#### Instructions to follow
Only a number is wanted here, namely how many lines of the data contain the string "memory".

Items from a dataset:
------------------------
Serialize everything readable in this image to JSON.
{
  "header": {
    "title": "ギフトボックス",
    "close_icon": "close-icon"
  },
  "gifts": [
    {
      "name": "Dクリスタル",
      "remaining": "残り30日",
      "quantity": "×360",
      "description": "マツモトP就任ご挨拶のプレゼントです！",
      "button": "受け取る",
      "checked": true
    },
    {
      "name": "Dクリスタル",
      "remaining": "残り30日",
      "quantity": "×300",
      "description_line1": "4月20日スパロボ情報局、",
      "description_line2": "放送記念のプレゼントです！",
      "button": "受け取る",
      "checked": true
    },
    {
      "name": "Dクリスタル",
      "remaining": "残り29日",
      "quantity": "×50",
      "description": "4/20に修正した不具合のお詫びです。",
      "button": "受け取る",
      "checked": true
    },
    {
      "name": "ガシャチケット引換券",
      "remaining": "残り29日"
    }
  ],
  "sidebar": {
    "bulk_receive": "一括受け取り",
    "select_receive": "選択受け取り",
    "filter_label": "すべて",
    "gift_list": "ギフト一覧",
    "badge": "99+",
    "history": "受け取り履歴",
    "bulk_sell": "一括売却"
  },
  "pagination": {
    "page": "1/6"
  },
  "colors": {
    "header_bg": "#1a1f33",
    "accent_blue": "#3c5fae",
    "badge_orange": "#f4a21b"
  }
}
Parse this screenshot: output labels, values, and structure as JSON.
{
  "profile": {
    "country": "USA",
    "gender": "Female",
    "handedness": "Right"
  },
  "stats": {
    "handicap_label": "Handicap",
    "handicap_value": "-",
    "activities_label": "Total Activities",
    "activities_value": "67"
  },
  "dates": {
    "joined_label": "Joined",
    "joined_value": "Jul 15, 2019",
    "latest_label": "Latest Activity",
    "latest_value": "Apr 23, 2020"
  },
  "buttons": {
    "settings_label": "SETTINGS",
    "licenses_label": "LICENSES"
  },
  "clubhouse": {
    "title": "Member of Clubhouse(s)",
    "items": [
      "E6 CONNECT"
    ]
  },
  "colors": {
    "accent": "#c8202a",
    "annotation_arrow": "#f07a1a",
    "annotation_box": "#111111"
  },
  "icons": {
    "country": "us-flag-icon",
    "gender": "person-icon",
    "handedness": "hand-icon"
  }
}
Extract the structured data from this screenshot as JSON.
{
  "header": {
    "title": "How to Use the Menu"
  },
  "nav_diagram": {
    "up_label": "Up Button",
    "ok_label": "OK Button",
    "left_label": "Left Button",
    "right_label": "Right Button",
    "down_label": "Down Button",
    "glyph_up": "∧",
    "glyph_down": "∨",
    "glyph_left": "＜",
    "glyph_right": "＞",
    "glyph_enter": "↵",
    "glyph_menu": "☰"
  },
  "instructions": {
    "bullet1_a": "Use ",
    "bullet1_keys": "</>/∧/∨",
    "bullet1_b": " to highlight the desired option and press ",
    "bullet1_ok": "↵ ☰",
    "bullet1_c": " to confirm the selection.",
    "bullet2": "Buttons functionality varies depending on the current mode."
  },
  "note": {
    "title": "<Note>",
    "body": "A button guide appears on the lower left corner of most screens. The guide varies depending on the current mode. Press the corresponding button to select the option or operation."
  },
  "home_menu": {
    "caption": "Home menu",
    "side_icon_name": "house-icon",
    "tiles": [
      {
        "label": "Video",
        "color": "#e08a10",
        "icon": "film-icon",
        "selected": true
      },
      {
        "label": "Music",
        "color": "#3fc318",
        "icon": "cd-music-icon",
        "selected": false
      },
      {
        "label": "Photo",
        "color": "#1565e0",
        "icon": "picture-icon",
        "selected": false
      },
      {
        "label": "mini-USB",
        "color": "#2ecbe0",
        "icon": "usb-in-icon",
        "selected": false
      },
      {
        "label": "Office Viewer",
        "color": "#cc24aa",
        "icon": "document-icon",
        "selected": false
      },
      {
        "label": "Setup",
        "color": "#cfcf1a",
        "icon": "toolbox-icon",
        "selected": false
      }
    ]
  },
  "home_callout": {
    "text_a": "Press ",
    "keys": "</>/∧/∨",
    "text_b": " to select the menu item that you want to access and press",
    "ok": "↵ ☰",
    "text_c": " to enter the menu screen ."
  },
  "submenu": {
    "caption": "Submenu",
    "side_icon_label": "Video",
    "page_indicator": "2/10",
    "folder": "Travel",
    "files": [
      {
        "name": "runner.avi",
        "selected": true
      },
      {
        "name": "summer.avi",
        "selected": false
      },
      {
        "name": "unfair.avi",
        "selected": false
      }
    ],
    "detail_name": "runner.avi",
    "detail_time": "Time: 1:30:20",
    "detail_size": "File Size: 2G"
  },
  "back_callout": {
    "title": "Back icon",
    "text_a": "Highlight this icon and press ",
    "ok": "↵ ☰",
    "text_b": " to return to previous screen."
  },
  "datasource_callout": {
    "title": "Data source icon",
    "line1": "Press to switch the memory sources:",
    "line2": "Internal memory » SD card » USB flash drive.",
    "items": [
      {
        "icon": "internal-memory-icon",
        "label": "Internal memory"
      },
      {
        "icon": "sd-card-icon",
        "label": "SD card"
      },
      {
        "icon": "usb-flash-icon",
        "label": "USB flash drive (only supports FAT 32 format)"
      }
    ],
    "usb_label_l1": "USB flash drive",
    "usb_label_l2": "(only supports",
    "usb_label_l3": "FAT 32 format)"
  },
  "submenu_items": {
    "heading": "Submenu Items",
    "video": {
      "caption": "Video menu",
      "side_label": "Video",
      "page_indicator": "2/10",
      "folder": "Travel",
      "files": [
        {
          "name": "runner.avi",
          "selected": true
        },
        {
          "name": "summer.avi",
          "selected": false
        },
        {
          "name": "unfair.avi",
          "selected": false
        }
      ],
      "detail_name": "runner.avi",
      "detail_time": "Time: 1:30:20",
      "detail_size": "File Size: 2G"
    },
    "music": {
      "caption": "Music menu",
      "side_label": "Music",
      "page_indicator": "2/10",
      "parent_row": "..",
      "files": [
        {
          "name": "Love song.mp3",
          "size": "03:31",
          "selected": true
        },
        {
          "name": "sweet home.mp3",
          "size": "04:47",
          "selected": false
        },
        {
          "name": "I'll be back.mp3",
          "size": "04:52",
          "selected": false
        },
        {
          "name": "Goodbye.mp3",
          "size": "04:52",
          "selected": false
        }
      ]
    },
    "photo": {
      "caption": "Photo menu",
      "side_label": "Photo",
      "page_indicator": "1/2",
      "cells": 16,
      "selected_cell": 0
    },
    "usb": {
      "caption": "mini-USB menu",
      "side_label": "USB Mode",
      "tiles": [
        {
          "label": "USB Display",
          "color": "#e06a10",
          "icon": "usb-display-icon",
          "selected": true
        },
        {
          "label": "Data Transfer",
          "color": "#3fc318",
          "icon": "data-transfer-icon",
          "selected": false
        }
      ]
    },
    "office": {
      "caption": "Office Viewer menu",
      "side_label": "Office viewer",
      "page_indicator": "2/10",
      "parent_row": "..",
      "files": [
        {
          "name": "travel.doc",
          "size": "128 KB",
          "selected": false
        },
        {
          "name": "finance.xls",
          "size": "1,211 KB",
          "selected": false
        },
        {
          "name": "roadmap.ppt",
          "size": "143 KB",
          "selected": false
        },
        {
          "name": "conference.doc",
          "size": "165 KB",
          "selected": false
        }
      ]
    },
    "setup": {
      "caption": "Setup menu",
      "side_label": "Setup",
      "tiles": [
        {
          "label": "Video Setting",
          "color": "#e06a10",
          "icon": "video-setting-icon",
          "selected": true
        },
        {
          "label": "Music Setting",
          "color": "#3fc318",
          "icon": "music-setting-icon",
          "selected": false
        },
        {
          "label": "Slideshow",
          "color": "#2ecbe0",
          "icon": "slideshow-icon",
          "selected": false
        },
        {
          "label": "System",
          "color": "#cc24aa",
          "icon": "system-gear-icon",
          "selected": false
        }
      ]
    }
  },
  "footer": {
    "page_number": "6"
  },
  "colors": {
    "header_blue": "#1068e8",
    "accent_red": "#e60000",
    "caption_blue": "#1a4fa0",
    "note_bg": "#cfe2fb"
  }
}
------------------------
#### Output of the task
4